Data about app and page elements:
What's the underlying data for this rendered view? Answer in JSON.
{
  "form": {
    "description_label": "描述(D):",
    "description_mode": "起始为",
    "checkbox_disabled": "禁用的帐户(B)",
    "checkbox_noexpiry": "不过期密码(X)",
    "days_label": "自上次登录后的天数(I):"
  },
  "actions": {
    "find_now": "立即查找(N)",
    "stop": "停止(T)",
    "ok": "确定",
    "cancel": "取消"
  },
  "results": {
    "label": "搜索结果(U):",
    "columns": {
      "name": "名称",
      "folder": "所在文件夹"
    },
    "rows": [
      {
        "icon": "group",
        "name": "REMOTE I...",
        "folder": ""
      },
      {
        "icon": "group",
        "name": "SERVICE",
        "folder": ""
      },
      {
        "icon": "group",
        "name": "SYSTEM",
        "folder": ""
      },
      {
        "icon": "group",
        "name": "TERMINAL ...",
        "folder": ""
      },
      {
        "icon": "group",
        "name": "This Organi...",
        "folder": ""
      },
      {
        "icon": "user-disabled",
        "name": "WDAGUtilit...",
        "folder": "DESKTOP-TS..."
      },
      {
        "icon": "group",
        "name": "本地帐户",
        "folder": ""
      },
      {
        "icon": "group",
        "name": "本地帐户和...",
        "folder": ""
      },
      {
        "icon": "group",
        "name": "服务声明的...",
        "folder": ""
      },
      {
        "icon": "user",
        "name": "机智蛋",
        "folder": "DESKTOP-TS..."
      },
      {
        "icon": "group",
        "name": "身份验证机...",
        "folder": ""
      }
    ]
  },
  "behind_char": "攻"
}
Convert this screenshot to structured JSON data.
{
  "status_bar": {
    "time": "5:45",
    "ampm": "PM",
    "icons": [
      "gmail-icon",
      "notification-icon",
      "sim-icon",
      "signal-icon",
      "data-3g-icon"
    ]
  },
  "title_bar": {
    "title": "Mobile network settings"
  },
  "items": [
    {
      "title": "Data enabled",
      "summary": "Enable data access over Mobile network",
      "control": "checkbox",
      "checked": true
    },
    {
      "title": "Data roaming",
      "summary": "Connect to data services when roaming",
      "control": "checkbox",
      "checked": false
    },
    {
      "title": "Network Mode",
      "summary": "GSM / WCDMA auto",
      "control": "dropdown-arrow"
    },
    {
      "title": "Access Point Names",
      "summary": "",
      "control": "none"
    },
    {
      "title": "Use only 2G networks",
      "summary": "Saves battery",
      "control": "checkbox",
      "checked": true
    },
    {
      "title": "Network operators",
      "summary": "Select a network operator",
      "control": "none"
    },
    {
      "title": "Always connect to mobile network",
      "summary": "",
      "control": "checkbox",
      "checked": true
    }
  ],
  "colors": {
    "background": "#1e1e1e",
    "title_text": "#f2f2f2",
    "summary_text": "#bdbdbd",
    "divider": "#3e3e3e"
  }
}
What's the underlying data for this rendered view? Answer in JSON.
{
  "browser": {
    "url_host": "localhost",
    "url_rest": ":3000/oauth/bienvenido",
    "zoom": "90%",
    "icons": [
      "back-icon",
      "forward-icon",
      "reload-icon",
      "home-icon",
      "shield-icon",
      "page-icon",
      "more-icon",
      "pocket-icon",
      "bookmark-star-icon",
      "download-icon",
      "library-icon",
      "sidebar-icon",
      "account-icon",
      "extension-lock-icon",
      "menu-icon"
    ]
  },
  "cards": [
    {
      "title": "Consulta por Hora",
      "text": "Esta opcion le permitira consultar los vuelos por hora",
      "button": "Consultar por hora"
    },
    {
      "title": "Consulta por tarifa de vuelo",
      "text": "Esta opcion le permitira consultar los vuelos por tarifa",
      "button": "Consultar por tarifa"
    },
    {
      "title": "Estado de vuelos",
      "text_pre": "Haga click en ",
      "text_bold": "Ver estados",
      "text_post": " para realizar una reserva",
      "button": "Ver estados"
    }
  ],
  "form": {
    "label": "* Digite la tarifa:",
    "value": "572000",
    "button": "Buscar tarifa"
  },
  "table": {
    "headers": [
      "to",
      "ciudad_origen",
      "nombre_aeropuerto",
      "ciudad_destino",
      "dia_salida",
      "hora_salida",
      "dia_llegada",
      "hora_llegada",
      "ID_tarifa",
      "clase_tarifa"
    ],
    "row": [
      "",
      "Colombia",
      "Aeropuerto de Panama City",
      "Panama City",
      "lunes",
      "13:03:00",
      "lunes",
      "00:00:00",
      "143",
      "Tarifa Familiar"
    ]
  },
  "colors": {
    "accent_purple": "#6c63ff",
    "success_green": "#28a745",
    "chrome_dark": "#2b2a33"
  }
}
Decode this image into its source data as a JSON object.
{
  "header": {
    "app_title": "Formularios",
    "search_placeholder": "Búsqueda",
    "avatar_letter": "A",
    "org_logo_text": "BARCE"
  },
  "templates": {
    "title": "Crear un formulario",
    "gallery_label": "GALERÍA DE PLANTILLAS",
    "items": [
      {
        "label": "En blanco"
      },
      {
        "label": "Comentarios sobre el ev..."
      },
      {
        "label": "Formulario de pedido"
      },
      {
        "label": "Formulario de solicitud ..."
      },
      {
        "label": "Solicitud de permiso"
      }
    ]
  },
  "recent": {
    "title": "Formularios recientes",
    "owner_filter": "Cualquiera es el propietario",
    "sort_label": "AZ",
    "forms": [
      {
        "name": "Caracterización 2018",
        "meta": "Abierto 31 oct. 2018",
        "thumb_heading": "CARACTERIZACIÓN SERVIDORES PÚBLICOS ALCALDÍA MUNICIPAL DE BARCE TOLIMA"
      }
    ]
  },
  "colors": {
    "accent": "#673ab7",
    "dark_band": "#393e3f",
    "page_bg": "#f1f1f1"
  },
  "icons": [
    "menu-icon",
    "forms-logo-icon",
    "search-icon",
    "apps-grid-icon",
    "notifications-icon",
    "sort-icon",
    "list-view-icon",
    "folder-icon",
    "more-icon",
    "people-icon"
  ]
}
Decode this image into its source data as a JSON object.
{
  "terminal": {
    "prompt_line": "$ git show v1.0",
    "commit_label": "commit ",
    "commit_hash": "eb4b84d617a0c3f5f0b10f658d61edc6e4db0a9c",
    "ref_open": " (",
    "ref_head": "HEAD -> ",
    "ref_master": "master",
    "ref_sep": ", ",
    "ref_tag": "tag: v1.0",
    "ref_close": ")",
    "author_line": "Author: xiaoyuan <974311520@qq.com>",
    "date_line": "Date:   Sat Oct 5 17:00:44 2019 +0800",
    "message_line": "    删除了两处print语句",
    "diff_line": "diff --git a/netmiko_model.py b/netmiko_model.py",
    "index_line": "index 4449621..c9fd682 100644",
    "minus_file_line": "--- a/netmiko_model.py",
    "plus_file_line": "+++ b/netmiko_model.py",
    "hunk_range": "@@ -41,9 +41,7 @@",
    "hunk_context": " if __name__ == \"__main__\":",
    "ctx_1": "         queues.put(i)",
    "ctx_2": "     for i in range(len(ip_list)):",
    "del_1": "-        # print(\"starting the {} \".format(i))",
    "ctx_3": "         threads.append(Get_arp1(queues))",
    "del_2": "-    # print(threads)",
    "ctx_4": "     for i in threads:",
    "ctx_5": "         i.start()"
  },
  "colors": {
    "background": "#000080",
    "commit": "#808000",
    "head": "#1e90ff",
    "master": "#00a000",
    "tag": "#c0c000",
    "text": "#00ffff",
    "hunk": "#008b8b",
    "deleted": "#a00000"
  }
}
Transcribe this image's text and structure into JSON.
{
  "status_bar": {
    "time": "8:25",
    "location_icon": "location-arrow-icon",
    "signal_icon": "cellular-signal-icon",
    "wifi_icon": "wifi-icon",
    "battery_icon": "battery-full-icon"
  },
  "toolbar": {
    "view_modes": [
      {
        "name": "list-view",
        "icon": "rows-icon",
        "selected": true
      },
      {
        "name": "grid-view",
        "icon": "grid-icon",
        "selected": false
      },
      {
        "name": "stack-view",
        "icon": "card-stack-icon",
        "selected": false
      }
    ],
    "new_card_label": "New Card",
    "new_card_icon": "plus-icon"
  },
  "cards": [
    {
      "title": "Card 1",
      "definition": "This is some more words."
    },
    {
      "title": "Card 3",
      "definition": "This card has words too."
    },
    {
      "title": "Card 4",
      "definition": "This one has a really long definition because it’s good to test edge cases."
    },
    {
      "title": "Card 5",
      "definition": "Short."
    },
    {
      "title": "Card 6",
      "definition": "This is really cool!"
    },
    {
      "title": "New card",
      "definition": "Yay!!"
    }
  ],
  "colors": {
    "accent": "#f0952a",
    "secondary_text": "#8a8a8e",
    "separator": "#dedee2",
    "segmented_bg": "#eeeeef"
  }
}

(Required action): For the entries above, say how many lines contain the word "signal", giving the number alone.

(Result of the exercise): 2